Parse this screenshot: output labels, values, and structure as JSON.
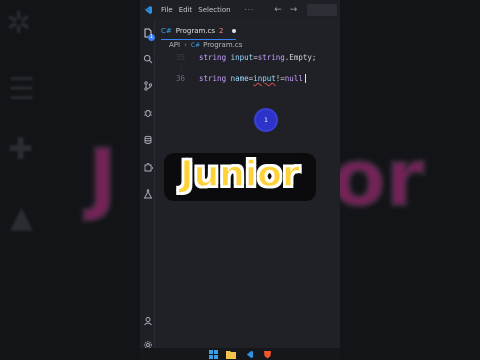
{
  "menu": {
    "file": "File",
    "edit": "Edit",
    "selection": "Selection",
    "more": "···"
  },
  "activity": {
    "badge": "1"
  },
  "tab": {
    "name": "Program.cs",
    "modified_count": "2"
  },
  "breadcrumb": {
    "folder": "API",
    "file": "Program.cs"
  },
  "code": {
    "line_top_number": "35",
    "line_top_text": {
      "kw": "string",
      "id": "input",
      "op": " = ",
      "ty": "string",
      "rest": ".Empty;"
    },
    "line_36_number": "36",
    "line_36": {
      "kw": "string",
      "id": "name",
      "op": " = ",
      "id2": "input",
      "op2": " !=",
      "nl": "null"
    }
  },
  "touch_indicator": "1",
  "overlay": {
    "title": "Junior"
  },
  "background_text": "Junior",
  "colors": {
    "accent": "#3b82f6",
    "keyword": "#c9a0ff",
    "identifier": "#9cdcfe",
    "type": "#4ec9b0"
  }
}
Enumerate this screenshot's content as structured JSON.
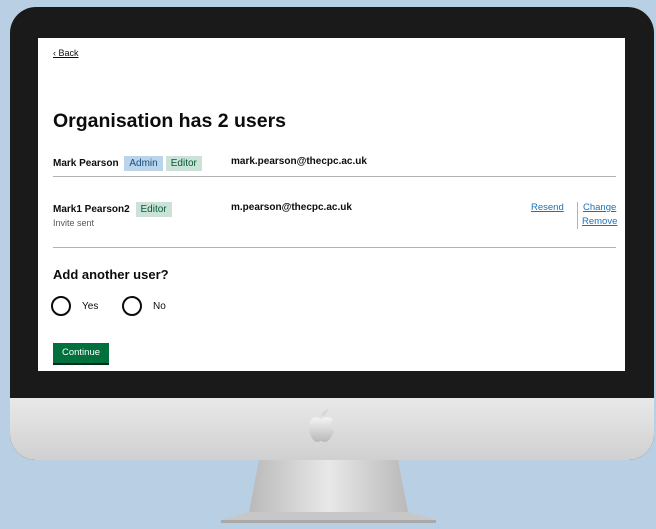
{
  "page": {
    "back_label": "Back",
    "title": "Organisation has 2 users"
  },
  "users": [
    {
      "name": "Mark Pearson",
      "tags": [
        "Admin",
        "Editor"
      ],
      "email": "mark.pearson@thecpc.ac.uk"
    },
    {
      "name": "Mark1 Pearson2",
      "tags": [
        "Editor"
      ],
      "email": "m.pearson@thecpc.ac.uk",
      "status": "Invite sent",
      "actions": {
        "resend": "Resend",
        "change": "Change",
        "remove": "Remove"
      }
    }
  ],
  "add_user": {
    "question": "Add another user?",
    "options": [
      "Yes",
      "No"
    ]
  },
  "continue_label": "Continue",
  "colors": {
    "admin_tag_bg": "#bbd4ea",
    "editor_tag_bg": "#cce2d8",
    "button_green": "#00703c",
    "link_blue": "#1d70b8",
    "background": "#b9cfe3"
  },
  "icons": [
    "apple-logo-icon"
  ]
}
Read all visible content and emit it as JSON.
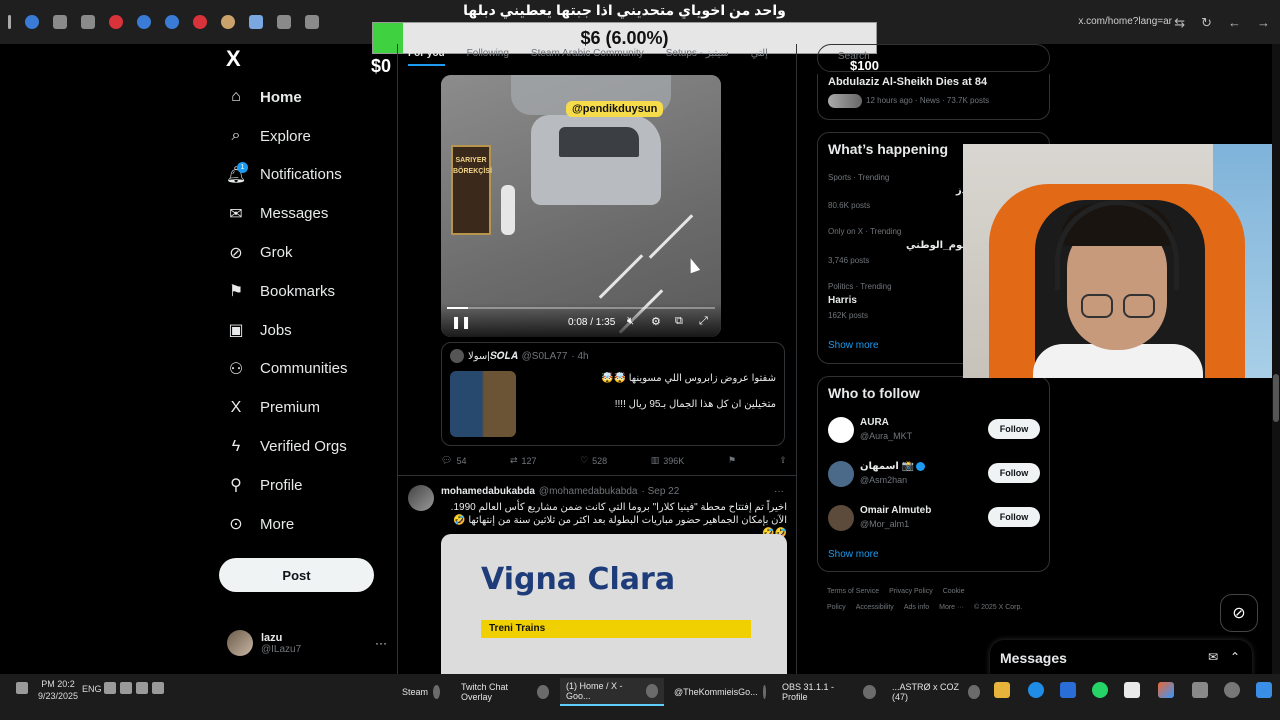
{
  "browser": {
    "url": "x.com/home?lang=ar",
    "stream_title": "واحد من اخوياي متحديني اذا جبتها يعطيني دبلها"
  },
  "goal": {
    "label": "$6 (6.00%)",
    "percent": 6,
    "min_label": "$0",
    "max_label": "$100"
  },
  "nav": {
    "logo": "X",
    "items": [
      {
        "label": "Home",
        "icon": "home-icon",
        "glyph": "⌂"
      },
      {
        "label": "Explore",
        "icon": "search-icon",
        "glyph": "⌕"
      },
      {
        "label": "Notifications",
        "icon": "bell-icon",
        "glyph": "🔔︎"
      },
      {
        "label": "Messages",
        "icon": "mail-icon",
        "glyph": "✉"
      },
      {
        "label": "Grok",
        "icon": "grok-icon",
        "glyph": "⊘"
      },
      {
        "label": "Bookmarks",
        "icon": "bookmark-icon",
        "glyph": "⚑"
      },
      {
        "label": "Jobs",
        "icon": "briefcase-icon",
        "glyph": "▣"
      },
      {
        "label": "Communities",
        "icon": "people-icon",
        "glyph": "⚇"
      },
      {
        "label": "Premium",
        "icon": "x-premium-icon",
        "glyph": "X"
      },
      {
        "label": "Verified Orgs",
        "icon": "lightning-icon",
        "glyph": "ϟ"
      },
      {
        "label": "Profile",
        "icon": "person-icon",
        "glyph": "⚲"
      },
      {
        "label": "More",
        "icon": "more-circle-icon",
        "glyph": "⊙"
      }
    ],
    "notification_badge": "1",
    "post_button": "Post",
    "account_name": "lazu",
    "account_handle": "@ILazu7",
    "account_more": "···"
  },
  "feed": {
    "tabs": [
      "For you",
      "Following",
      "Steam Arabic Community",
      "Setups - سيتبز",
      "إلتي"
    ],
    "video": {
      "watermark": "@pendikduysun",
      "sign": "SARIYER BÖREKÇİSİ",
      "time": "0:08 / 1:35",
      "progress": 0.08
    },
    "quote": {
      "name": "سولا|𝑺𝑶𝑳𝑨",
      "handle": "@S0LA77",
      "time": "· 4h",
      "line1": "شفتوا عروض زابروس اللي مسوينها 🤯🤯",
      "line2": "متخيلين ان كل هذا الجمال بـ95 ريال !!!!"
    },
    "actions": {
      "replies": "54",
      "reposts": "127",
      "likes": "528",
      "views": "396K"
    },
    "post2": {
      "name": "mohamedabukabda",
      "handle": "@mohamedabukabda",
      "date": "· Sep 22",
      "more": "···",
      "body": "اخيراً تم إفتتاح محطة \"فينيا كلارا\" بروما التي كانت ضمن مشاريع كأس العالم 1990. الآن بإمكان الجماهير حضور مباريات البطولة بعد اكثر من ثلاثين سنة من إنتهائها 🤣🤣🤣",
      "image_text": "Vigna Clara",
      "image_band": "Treni  Trains"
    }
  },
  "sidebar": {
    "search_placeholder": "Search",
    "news": {
      "title": "Abdulaziz Al-Sheikh Dies at 84",
      "meta": "12 hours ago · News · 73.7K posts"
    },
    "happening": {
      "title": "What’s happening",
      "trends": [
        {
          "category": "Sports · Trending",
          "name": "دز",
          "posts": "80.6K posts"
        },
        {
          "category": "Only on X · Trending",
          "name": "يوم_الوطني",
          "posts": "3,746 posts"
        },
        {
          "category": "Politics · Trending",
          "name": "Harris",
          "posts": "162K posts"
        }
      ],
      "show_more": "Show more"
    },
    "who_to_follow": {
      "title": "Who to follow",
      "accounts": [
        {
          "name": "AURA",
          "handle": "@Aura_MKT",
          "button": "Follow"
        },
        {
          "name": "اسمهان 📸",
          "handle": "@Asm2han",
          "button": "Follow"
        },
        {
          "name": "Omair Almuteb",
          "handle": "@Mor_alm1",
          "button": "Follow"
        }
      ],
      "show_more": "Show more"
    },
    "footer": [
      "Terms of Service",
      "Privacy Policy",
      "Cookie Policy",
      "Accessibility",
      "Ads info",
      "More ···",
      "© 2025 X Corp."
    ]
  },
  "messages_dock": {
    "title": "Messages"
  },
  "taskbar": {
    "time": "PM 20:2",
    "date": "9/23/2025",
    "lang": "ENG",
    "tasks": [
      {
        "label": "Steam"
      },
      {
        "label": "Twitch Chat Overlay"
      },
      {
        "label": "(1) Home / X - Goo..."
      },
      {
        "label": "@TheKommieisGo..."
      },
      {
        "label": "OBS 31.1.1 - Profile"
      },
      {
        "label": "...ASTRØ x COZ (47)"
      }
    ]
  },
  "colors": {
    "accent": "#1d9bf0",
    "goal_fill": "#3fd13f",
    "background": "#000000"
  }
}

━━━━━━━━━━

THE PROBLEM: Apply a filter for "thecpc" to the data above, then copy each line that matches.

ANSWER:
      "email": "mark.pearson@thecpc.ac.uk"
      "email": "m.pearson@thecpc.ac.uk",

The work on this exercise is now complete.